> INSTRUCTIONS TO FOLLOW: Could you filter the records below and return each line that holds "total"?

──────

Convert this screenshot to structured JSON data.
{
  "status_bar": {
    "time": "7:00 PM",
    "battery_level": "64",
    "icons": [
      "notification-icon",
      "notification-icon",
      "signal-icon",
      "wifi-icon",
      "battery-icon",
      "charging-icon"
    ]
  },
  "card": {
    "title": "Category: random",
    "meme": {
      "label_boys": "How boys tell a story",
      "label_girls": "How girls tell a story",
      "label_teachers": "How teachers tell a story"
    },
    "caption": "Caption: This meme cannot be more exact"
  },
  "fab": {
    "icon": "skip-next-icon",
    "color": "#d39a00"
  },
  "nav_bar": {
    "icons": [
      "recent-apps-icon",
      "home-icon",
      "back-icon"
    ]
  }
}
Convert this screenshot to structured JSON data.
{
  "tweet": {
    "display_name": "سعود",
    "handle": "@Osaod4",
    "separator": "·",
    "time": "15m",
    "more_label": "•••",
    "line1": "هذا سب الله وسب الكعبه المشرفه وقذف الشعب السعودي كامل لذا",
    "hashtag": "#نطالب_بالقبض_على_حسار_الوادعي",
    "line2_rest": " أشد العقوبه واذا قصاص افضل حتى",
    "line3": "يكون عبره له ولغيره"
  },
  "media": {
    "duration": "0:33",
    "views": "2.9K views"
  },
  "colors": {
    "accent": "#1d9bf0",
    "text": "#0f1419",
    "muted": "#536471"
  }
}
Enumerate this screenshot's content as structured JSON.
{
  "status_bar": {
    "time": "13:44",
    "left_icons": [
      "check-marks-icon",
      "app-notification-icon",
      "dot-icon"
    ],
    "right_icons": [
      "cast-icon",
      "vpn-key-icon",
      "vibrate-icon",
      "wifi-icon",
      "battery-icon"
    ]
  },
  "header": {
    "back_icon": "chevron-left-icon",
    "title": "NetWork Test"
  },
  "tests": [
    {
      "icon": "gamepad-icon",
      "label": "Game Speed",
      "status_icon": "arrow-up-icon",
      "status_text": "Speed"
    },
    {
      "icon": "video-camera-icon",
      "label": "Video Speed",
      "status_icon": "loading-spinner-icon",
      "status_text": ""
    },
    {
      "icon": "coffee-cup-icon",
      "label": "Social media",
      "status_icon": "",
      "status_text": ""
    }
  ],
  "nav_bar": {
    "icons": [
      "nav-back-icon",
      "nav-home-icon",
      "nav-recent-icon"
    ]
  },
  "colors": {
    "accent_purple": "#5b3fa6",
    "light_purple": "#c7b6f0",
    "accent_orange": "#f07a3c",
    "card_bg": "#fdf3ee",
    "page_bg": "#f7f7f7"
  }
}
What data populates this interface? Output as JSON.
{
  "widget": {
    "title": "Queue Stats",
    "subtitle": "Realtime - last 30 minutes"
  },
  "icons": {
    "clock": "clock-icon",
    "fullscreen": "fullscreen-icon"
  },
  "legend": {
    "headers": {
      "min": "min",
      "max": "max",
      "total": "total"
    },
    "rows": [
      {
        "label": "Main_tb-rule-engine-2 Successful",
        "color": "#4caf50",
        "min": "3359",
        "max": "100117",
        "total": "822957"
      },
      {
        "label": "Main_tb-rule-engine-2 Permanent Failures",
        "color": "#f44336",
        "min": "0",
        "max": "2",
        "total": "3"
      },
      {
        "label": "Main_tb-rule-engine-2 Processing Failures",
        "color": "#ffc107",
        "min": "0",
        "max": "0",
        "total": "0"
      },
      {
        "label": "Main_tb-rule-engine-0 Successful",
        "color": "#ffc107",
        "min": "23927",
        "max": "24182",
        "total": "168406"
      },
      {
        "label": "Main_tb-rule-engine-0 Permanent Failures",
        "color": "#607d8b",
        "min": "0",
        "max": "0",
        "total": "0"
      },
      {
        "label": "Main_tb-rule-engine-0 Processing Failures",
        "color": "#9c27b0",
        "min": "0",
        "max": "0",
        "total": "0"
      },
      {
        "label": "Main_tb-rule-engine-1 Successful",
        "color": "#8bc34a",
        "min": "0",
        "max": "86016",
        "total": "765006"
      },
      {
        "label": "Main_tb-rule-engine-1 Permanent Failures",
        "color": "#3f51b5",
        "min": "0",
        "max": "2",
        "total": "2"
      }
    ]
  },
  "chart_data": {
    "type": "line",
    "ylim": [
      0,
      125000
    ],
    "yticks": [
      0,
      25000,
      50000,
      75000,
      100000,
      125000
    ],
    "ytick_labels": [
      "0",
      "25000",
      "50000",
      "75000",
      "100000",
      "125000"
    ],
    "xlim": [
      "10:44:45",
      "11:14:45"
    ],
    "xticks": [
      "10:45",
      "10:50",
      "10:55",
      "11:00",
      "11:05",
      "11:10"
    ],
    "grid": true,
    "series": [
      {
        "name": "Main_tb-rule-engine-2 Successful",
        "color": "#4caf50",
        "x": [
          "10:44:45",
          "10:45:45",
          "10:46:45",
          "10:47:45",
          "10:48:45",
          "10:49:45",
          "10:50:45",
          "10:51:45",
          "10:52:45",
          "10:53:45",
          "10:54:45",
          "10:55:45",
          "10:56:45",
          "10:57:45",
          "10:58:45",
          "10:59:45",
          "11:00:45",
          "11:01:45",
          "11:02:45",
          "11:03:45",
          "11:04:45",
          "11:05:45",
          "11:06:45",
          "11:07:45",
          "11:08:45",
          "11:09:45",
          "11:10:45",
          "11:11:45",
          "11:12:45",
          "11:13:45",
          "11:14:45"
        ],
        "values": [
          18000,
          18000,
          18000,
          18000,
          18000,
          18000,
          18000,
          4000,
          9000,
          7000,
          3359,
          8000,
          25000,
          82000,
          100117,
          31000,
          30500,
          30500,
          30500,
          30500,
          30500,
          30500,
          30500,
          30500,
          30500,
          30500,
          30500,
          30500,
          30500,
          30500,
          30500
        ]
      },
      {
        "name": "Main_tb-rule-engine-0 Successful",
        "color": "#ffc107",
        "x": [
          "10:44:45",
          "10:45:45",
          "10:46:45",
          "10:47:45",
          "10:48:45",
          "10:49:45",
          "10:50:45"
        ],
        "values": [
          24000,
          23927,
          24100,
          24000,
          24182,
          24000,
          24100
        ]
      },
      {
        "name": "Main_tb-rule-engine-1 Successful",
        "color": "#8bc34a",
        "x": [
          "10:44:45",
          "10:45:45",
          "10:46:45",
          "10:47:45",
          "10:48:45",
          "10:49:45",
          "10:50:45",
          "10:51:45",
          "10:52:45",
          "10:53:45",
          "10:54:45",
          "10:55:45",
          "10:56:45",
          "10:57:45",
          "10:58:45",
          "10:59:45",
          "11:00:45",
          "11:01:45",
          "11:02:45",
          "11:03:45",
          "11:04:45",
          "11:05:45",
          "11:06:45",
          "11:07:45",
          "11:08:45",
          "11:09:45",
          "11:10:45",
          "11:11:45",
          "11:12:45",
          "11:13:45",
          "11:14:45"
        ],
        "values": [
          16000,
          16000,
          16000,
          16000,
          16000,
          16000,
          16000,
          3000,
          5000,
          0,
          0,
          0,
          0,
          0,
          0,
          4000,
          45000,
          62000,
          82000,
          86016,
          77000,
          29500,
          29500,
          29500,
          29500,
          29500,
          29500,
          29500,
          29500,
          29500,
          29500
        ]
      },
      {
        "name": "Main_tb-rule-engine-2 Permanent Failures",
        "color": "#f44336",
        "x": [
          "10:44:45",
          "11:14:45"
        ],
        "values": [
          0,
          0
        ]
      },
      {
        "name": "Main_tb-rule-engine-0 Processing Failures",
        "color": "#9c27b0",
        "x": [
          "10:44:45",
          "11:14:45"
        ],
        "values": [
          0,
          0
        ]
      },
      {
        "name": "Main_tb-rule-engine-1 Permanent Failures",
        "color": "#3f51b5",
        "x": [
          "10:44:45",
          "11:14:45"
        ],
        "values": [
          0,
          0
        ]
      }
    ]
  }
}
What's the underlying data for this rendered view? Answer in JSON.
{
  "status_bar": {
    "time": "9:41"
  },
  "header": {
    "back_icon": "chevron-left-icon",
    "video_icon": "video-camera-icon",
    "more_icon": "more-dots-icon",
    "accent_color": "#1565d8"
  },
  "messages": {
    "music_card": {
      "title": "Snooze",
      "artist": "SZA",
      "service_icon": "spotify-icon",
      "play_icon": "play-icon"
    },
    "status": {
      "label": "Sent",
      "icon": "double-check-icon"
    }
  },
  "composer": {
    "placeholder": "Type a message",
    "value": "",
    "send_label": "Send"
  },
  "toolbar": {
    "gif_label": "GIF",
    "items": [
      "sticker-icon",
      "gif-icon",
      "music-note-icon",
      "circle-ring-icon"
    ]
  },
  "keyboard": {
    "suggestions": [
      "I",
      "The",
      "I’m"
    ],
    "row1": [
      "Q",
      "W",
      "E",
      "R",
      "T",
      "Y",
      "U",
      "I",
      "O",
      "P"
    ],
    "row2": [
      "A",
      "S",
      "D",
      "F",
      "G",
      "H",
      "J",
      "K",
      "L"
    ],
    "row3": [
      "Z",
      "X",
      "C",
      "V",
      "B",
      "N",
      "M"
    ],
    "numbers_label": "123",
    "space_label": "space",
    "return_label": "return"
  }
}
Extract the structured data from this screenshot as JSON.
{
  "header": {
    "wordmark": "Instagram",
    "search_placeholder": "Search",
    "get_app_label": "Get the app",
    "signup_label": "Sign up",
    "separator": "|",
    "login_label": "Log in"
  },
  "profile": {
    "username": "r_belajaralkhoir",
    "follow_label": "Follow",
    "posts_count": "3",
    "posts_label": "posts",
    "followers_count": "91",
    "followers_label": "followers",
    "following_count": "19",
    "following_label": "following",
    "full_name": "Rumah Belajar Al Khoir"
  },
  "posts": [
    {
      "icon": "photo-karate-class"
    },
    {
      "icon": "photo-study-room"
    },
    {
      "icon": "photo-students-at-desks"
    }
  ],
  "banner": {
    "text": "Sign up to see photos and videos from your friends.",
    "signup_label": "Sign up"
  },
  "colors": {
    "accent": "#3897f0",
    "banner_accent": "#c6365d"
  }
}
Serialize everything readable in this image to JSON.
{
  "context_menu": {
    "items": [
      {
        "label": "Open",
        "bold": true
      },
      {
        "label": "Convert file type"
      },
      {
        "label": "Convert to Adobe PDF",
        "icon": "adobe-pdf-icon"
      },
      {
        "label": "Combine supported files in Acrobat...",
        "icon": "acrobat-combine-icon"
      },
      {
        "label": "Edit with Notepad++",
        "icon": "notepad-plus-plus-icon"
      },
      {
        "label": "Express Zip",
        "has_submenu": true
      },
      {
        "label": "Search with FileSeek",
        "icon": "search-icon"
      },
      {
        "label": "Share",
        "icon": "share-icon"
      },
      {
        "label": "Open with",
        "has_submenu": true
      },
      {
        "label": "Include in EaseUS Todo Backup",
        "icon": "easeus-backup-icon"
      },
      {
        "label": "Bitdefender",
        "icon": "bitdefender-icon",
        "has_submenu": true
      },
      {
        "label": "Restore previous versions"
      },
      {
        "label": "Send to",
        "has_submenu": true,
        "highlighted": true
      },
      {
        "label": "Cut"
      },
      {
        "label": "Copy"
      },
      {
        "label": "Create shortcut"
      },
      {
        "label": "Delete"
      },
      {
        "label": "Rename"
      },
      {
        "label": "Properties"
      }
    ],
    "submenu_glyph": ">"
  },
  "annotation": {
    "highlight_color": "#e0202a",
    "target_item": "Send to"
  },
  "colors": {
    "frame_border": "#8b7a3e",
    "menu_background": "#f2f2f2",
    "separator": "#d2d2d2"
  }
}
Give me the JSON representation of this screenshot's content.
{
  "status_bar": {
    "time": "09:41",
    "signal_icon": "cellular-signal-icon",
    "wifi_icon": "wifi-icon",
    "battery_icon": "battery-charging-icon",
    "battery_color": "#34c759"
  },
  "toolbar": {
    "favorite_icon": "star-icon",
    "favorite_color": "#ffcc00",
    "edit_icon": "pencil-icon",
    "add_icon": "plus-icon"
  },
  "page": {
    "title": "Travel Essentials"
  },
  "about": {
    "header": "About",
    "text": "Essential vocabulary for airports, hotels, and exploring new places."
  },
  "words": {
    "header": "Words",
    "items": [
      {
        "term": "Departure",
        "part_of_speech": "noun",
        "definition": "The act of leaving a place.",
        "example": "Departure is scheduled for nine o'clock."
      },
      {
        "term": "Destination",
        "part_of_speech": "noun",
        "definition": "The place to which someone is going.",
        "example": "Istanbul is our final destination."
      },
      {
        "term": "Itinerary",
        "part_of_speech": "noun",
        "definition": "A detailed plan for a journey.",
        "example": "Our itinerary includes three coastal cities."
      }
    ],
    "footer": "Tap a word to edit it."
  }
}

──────

> EXERCISE SOLUTION:
      "total": "total"
        "total": "822957"
        "total": "3"
        "total": "0"
        "total": "168406"
        "total": "0"
        "total": "0"
        "total": "765006"
        "total": "2"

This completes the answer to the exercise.